**EXERCISE OBJECTIVE:** Among the entries, how many lines hold the word "symbol"? Respond with that number only.

**EXTRACTED INFORMATION:**
--- START ---

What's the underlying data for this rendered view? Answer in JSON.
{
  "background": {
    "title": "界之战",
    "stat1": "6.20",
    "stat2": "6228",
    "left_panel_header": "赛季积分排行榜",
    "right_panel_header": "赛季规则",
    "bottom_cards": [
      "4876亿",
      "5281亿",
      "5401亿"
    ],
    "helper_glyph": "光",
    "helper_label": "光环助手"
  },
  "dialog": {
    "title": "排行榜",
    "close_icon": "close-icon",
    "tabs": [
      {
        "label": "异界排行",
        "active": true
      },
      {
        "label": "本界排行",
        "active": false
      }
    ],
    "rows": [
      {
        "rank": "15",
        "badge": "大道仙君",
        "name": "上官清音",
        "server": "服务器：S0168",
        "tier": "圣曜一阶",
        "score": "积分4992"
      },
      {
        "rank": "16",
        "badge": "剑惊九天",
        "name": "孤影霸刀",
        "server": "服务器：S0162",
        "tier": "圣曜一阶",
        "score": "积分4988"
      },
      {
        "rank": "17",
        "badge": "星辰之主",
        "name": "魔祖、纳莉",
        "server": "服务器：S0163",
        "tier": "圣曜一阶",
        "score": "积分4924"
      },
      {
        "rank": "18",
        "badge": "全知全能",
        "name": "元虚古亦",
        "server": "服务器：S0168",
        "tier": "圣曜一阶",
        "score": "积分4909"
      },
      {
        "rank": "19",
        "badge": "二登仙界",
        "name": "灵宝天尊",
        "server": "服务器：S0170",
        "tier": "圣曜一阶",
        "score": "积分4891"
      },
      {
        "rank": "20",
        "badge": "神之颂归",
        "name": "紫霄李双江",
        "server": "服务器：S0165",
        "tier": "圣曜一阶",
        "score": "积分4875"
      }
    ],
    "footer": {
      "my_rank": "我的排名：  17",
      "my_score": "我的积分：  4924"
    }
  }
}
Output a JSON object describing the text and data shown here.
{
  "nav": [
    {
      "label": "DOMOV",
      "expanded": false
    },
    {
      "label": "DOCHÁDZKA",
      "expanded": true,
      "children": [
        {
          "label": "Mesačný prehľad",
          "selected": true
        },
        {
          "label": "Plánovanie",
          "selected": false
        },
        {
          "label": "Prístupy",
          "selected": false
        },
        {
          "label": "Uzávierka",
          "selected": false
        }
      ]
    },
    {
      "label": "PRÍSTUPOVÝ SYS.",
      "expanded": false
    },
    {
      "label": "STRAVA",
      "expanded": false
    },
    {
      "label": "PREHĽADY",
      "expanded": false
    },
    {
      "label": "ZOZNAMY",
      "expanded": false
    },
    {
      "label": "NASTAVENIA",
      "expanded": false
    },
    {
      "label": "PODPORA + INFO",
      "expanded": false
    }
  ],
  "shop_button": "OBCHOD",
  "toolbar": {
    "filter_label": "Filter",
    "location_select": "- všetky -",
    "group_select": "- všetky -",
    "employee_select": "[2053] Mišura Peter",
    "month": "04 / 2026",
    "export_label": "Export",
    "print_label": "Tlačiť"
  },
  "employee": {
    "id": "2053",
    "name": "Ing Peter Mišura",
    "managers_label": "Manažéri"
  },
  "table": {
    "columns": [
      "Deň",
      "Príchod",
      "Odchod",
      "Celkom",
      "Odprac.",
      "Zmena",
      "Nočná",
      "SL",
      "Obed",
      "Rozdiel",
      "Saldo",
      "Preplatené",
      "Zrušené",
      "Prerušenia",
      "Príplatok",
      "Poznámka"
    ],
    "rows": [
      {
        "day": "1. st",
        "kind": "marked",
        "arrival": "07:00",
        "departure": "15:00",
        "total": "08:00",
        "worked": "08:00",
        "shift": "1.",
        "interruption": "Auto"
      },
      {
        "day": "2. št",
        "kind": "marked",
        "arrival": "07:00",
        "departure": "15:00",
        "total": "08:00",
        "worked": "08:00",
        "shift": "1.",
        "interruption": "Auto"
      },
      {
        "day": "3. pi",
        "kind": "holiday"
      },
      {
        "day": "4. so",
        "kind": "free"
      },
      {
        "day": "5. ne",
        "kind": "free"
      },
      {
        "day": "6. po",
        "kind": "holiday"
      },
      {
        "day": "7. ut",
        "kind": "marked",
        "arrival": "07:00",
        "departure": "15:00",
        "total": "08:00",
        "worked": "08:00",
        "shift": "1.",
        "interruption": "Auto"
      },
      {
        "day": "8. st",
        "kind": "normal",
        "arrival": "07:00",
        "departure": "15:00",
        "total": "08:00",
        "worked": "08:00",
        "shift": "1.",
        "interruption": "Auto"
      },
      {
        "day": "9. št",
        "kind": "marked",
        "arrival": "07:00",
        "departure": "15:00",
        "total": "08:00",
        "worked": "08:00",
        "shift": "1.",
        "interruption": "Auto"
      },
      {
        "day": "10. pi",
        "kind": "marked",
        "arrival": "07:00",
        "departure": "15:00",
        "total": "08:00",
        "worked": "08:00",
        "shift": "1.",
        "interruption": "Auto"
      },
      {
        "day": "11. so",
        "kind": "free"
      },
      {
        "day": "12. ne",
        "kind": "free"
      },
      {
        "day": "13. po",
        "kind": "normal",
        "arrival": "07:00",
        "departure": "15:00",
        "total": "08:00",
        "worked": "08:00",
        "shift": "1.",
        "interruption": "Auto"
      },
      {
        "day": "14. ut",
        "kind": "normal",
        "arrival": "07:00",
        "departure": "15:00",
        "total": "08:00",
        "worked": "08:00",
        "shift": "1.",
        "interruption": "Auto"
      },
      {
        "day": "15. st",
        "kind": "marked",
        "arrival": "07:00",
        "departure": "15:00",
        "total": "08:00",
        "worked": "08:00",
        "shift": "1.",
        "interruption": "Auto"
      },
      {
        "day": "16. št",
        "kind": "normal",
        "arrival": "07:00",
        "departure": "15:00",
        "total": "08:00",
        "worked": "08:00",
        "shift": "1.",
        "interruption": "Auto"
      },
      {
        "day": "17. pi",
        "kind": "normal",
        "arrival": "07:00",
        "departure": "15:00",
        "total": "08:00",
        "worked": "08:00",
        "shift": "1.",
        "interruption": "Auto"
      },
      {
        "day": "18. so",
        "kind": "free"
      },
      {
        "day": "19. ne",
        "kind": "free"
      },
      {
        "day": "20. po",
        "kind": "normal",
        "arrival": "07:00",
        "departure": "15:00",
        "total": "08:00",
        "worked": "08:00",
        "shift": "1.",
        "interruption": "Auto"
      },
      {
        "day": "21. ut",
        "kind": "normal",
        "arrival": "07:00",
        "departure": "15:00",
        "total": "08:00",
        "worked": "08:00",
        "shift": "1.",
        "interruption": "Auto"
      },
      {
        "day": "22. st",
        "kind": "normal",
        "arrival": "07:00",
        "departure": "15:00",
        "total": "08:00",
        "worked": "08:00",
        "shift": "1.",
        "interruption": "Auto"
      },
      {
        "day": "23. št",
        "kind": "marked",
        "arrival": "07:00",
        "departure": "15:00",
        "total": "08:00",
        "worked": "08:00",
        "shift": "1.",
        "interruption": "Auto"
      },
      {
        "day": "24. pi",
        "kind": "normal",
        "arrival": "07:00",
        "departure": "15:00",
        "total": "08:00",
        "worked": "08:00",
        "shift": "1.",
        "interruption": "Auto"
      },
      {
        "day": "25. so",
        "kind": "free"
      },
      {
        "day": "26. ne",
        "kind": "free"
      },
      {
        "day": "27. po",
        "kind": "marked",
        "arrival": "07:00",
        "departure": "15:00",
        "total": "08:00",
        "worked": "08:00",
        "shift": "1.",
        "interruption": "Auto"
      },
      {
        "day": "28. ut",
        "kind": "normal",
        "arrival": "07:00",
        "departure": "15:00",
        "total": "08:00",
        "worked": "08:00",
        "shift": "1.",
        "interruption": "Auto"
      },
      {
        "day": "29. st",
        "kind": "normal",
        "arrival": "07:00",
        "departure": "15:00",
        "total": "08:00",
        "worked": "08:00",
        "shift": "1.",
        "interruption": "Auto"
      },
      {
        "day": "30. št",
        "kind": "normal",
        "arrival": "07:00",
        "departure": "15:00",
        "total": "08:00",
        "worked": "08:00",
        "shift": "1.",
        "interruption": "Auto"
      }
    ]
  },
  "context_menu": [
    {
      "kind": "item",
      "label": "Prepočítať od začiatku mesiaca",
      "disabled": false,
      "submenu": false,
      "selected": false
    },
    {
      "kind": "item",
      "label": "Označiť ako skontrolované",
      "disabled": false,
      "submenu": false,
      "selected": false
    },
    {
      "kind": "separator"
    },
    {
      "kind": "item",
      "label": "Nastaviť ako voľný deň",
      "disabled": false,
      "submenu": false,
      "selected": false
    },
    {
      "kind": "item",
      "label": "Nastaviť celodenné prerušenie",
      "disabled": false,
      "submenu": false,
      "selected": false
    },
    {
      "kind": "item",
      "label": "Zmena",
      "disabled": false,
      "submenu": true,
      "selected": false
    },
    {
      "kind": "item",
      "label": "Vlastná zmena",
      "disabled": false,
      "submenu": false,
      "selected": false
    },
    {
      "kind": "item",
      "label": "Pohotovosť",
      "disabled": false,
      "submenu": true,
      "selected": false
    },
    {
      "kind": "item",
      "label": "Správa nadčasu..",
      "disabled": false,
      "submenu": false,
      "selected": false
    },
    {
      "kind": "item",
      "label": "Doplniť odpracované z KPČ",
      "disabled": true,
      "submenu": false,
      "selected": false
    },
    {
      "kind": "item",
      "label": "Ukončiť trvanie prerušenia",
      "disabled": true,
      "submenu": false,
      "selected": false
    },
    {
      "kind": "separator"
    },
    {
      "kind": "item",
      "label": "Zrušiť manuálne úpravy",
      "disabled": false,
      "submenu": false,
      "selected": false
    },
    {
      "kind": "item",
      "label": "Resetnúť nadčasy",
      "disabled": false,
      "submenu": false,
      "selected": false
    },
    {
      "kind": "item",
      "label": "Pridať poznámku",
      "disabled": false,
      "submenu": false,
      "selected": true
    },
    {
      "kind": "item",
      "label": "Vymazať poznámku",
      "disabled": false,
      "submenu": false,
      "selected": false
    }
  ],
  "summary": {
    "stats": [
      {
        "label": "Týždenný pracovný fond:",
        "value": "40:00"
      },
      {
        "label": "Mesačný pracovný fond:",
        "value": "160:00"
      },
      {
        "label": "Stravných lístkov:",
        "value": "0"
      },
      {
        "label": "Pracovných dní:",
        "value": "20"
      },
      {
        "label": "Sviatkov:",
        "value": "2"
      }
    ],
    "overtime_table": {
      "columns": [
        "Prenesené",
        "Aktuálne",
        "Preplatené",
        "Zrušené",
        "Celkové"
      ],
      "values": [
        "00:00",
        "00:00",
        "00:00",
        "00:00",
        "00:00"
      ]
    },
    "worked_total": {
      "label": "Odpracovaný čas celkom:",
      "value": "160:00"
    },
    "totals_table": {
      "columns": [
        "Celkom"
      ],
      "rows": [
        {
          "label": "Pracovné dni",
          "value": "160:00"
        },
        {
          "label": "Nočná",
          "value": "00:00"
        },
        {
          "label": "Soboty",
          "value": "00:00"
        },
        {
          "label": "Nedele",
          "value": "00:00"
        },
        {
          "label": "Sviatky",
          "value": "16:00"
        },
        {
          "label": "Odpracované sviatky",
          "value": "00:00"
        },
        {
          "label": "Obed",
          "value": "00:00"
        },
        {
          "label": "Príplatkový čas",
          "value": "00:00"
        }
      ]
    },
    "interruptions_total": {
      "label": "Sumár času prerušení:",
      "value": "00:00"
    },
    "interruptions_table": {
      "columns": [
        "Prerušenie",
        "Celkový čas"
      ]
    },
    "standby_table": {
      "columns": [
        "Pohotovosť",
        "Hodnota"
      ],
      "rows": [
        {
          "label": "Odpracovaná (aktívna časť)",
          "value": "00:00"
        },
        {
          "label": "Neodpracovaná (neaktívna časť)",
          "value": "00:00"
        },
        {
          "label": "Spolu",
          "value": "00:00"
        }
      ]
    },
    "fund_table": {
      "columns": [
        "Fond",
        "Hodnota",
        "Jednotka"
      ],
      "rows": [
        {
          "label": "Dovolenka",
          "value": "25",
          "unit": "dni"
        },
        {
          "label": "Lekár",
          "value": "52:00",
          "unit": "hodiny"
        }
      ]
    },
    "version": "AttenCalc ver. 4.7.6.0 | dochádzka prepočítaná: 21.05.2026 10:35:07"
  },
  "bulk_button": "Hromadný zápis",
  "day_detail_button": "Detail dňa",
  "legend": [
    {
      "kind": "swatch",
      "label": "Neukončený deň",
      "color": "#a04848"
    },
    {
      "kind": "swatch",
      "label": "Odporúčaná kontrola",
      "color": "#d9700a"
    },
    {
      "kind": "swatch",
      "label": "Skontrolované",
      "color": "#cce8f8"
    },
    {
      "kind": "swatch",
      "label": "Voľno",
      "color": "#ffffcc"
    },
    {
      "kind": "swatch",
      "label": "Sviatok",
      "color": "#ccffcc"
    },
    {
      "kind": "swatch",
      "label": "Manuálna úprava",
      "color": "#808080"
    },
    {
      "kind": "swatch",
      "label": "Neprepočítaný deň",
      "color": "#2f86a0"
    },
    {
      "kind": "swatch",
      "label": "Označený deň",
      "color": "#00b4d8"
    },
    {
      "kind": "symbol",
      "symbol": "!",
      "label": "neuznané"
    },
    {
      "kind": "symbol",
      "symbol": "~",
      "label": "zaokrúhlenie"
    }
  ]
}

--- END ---

**WRITTEN REPLY:** 4